• _Goal of the exercise_
Without the images, write out all of the following entries exactly.

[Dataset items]
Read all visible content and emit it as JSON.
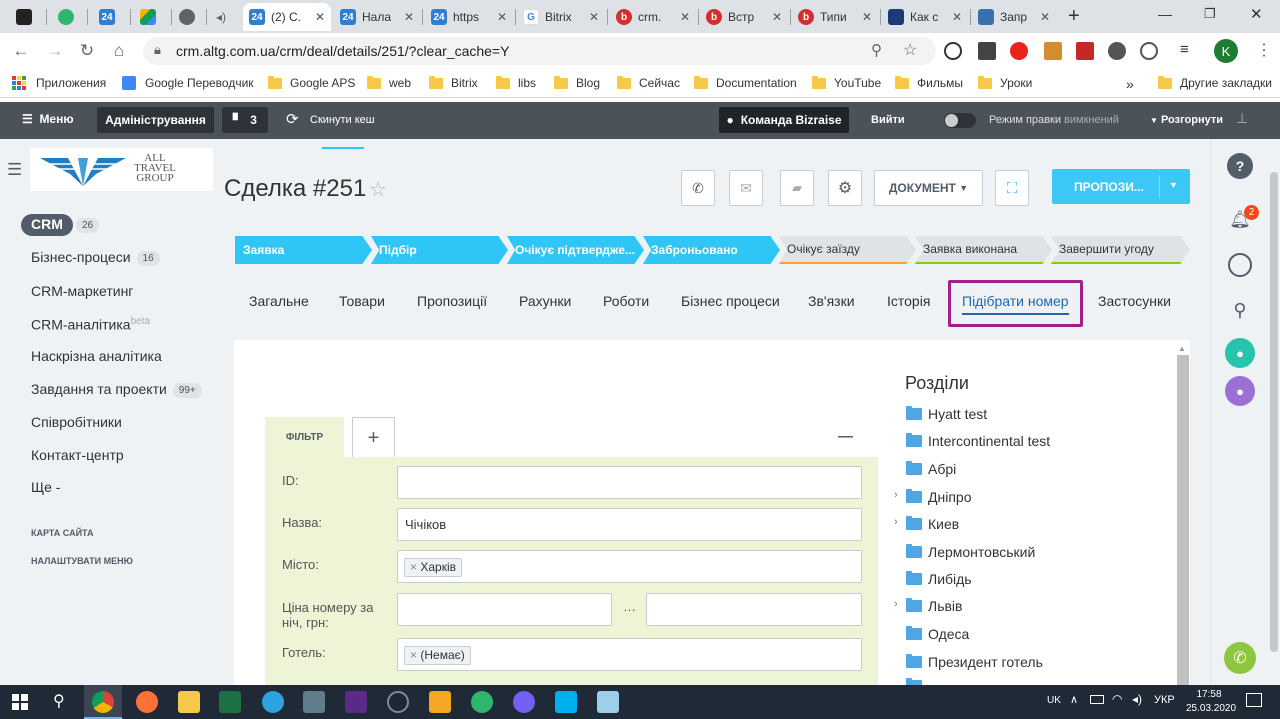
{
  "tabs": [
    {
      "label": "",
      "active": false
    },
    {
      "label": "",
      "active": false
    },
    {
      "label": "",
      "active": false
    },
    {
      "label": "",
      "active": false
    },
    {
      "label": "",
      "active": false
    },
    {
      "label": "(2) С.",
      "active": true
    },
    {
      "label": "Нала",
      "active": false
    },
    {
      "label": "https",
      "active": false
    },
    {
      "label": "Bitrix",
      "active": false
    },
    {
      "label": "crm.",
      "active": false
    },
    {
      "label": "Встр",
      "active": false
    },
    {
      "label": "Типи",
      "active": false
    },
    {
      "label": "Как с",
      "active": false
    },
    {
      "label": "Запр",
      "active": false
    }
  ],
  "browser": {
    "url": "crm.altg.com.ua/crm/deal/details/251/?clear_cache=Y",
    "profile_initial": "K"
  },
  "bookmarks": [
    "Приложения",
    "Google Переводчик",
    "Google APS",
    "web",
    "Bitrix",
    "libs",
    "Blog",
    "Сейчас",
    "Documentation",
    "YouTube",
    "Фильмы",
    "Уроки"
  ],
  "bookmarks_more": "»",
  "bookmarks_other": "Другие закладки",
  "adminbar": {
    "menu": "Меню",
    "admin": "Адміністрування",
    "count": "3",
    "reset_cache": "Скинути кеш",
    "team": "Команда Bizraise",
    "logout": "Вийти",
    "edit_mode": "Режим правки",
    "edit_mode_state": "вимкнений",
    "expand": "Розгорнути"
  },
  "logo": {
    "line1": "ALL",
    "line2": "TRAVEL",
    "line3": "GROUP"
  },
  "leftnav": {
    "crm": "CRM",
    "crm_count": "26",
    "items": [
      {
        "label": "Бізнес-процеси",
        "count": "16"
      },
      {
        "label": "CRM-маркетинг",
        "count": ""
      },
      {
        "label": "CRM-аналітика",
        "sup": "beta",
        "count": ""
      },
      {
        "label": "Наскрізна аналітика",
        "count": ""
      },
      {
        "label": "Завдання та проекти",
        "count": "99+"
      },
      {
        "label": "Співробітники",
        "count": ""
      },
      {
        "label": "Контакт-центр",
        "count": ""
      },
      {
        "label": "Ще -",
        "count": ""
      }
    ],
    "sitemap": "КАРТА САЙТА",
    "setup_menu": "НАЛАШТУВАТИ МЕНЮ"
  },
  "deal": {
    "title": "Сделка #251",
    "document_btn": "ДОКУМЕНТ",
    "propose_btn": "ПРОПОЗИ...",
    "stages": [
      {
        "label": "Заявка",
        "done": true
      },
      {
        "label": "Підбір",
        "done": true
      },
      {
        "label": "Очікує підтвердже...",
        "done": true
      },
      {
        "label": "Заброньовано",
        "done": true
      },
      {
        "label": "Очікує заїзду",
        "done": false
      },
      {
        "label": "Заявка виконана",
        "done": false
      },
      {
        "label": "Завершити угоду",
        "done": false
      }
    ],
    "tabs": [
      "Загальне",
      "Товари",
      "Пропозиції",
      "Рахунки",
      "Роботи",
      "Бізнес процеси",
      "Зв'язки",
      "Історія",
      "Підібрати номер",
      "Застосунки"
    ],
    "active_tab": "Підібрати номер"
  },
  "filter": {
    "tab_label": "ФІЛЬТР",
    "add": "+",
    "collapse": "—",
    "fields": [
      {
        "label": "ID:",
        "value": ""
      },
      {
        "label": "Назва:",
        "value": "Чічіков"
      },
      {
        "label": "Місто:",
        "chip": "Харків"
      },
      {
        "label": "Ціна номеру за ніч, грн:",
        "from": "",
        "to": "",
        "range_sep": "…"
      },
      {
        "label": "Готель:",
        "chip": "(Немає)"
      }
    ],
    "chip_remove": "×"
  },
  "sections": {
    "title": "Розділи",
    "items": [
      {
        "label": "Hyatt test",
        "expandable": false
      },
      {
        "label": "Intercontinental test",
        "expandable": false
      },
      {
        "label": "Абрі",
        "expandable": false
      },
      {
        "label": "Дніпро",
        "expandable": true
      },
      {
        "label": "Киев",
        "expandable": true
      },
      {
        "label": "Лермонтовський",
        "expandable": false
      },
      {
        "label": "Либідь",
        "expandable": false
      },
      {
        "label": "Львів",
        "expandable": true
      },
      {
        "label": "Одеса",
        "expandable": false
      },
      {
        "label": "Президент готель",
        "expandable": false
      }
    ]
  },
  "rightbar": {
    "notifications": "2"
  },
  "taskbar": {
    "lang_short": "UK",
    "lang": "УКР",
    "time": "17:58",
    "date": "25.03.2020"
  },
  "colors": {
    "stage_done": "#2fc6f6",
    "stage_future": "#e0e3e6",
    "highlight": "#a0208e",
    "filter_bg": "#eef5d6",
    "propose": "#3bc8f5"
  }
}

• _Answer to this task_
Read all visible content and emit it as JSON.
{
  "tabs": [
    {
      "label": "",
      "active": false
    },
    {
      "label": "",
      "active": false
    },
    {
      "label": "",
      "active": false
    },
    {
      "label": "",
      "active": false
    },
    {
      "label": "",
      "active": false
    },
    {
      "label": "(2) С.",
      "active": true
    },
    {
      "label": "Нала",
      "active": false
    },
    {
      "label": "https",
      "active": false
    },
    {
      "label": "Bitrix",
      "active": false
    },
    {
      "label": "crm.",
      "active": false
    },
    {
      "label": "Встр",
      "active": false
    },
    {
      "label": "Типи",
      "active": false
    },
    {
      "label": "Как с",
      "active": false
    },
    {
      "label": "Запр",
      "active": false
    }
  ],
  "browser": {
    "url": "crm.altg.com.ua/crm/deal/details/251/?clear_cache=Y",
    "profile_initial": "K"
  },
  "bookmarks": [
    "Приложения",
    "Google Переводчик",
    "Google APS",
    "web",
    "Bitrix",
    "libs",
    "Blog",
    "Сейчас",
    "Documentation",
    "YouTube",
    "Фильмы",
    "Уроки"
  ],
  "bookmarks_more": "»",
  "bookmarks_other": "Другие закладки",
  "adminbar": {
    "menu": "Меню",
    "admin": "Адміністрування",
    "count": "3",
    "reset_cache": "Скинути кеш",
    "team": "Команда Bizraise",
    "logout": "Вийти",
    "edit_mode": "Режим правки",
    "edit_mode_state": "вимкнений",
    "expand": "Розгорнути"
  },
  "logo": {
    "line1": "ALL",
    "line2": "TRAVEL",
    "line3": "GROUP"
  },
  "leftnav": {
    "crm": "CRM",
    "crm_count": "26",
    "items": [
      {
        "label": "Бізнес-процеси",
        "count": "16"
      },
      {
        "label": "CRM-маркетинг",
        "count": ""
      },
      {
        "label": "CRM-аналітика",
        "sup": "beta",
        "count": ""
      },
      {
        "label": "Наскрізна аналітика",
        "count": ""
      },
      {
        "label": "Завдання та проекти",
        "count": "99+"
      },
      {
        "label": "Співробітники",
        "count": ""
      },
      {
        "label": "Контакт-центр",
        "count": ""
      },
      {
        "label": "Ще -",
        "count": ""
      }
    ],
    "sitemap": "КАРТА САЙТА",
    "setup_menu": "НАЛАШТУВАТИ МЕНЮ"
  },
  "deal": {
    "title": "Сделка #251",
    "document_btn": "ДОКУМЕНТ",
    "propose_btn": "ПРОПОЗИ...",
    "stages": [
      {
        "label": "Заявка",
        "done": true
      },
      {
        "label": "Підбір",
        "done": true
      },
      {
        "label": "Очікує підтвердже...",
        "done": true
      },
      {
        "label": "Заброньовано",
        "done": true
      },
      {
        "label": "Очікує заїзду",
        "done": false
      },
      {
        "label": "Заявка виконана",
        "done": false
      },
      {
        "label": "Завершити угоду",
        "done": false
      }
    ],
    "tabs": [
      "Загальне",
      "Товари",
      "Пропозиції",
      "Рахунки",
      "Роботи",
      "Бізнес процеси",
      "Зв'язки",
      "Історія",
      "Підібрати номер",
      "Застосунки"
    ],
    "active_tab": "Підібрати номер"
  },
  "filter": {
    "tab_label": "ФІЛЬТР",
    "add": "+",
    "collapse": "—",
    "fields": [
      {
        "label": "ID:",
        "value": ""
      },
      {
        "label": "Назва:",
        "value": "Чічіков"
      },
      {
        "label": "Місто:",
        "chip": "Харків"
      },
      {
        "label": "Ціна номеру за ніч, грн:",
        "from": "",
        "to": "",
        "range_sep": "…"
      },
      {
        "label": "Готель:",
        "chip": "(Немає)"
      }
    ],
    "chip_remove": "×"
  },
  "sections": {
    "title": "Розділи",
    "items": [
      {
        "label": "Hyatt test",
        "expandable": false
      },
      {
        "label": "Intercontinental test",
        "expandable": false
      },
      {
        "label": "Абрі",
        "expandable": false
      },
      {
        "label": "Дніпро",
        "expandable": true
      },
      {
        "label": "Киев",
        "expandable": true
      },
      {
        "label": "Лермонтовський",
        "expandable": false
      },
      {
        "label": "Либідь",
        "expandable": false
      },
      {
        "label": "Львів",
        "expandable": true
      },
      {
        "label": "Одеса",
        "expandable": false
      },
      {
        "label": "Президент готель",
        "expandable": false
      }
    ]
  },
  "rightbar": {
    "notifications": "2"
  },
  "taskbar": {
    "lang_short": "UK",
    "lang": "УКР",
    "time": "17:58",
    "date": "25.03.2020"
  },
  "colors": {
    "stage_done": "#2fc6f6",
    "stage_future": "#e0e3e6",
    "highlight": "#a0208e",
    "filter_bg": "#eef5d6",
    "propose": "#3bc8f5"
  }
}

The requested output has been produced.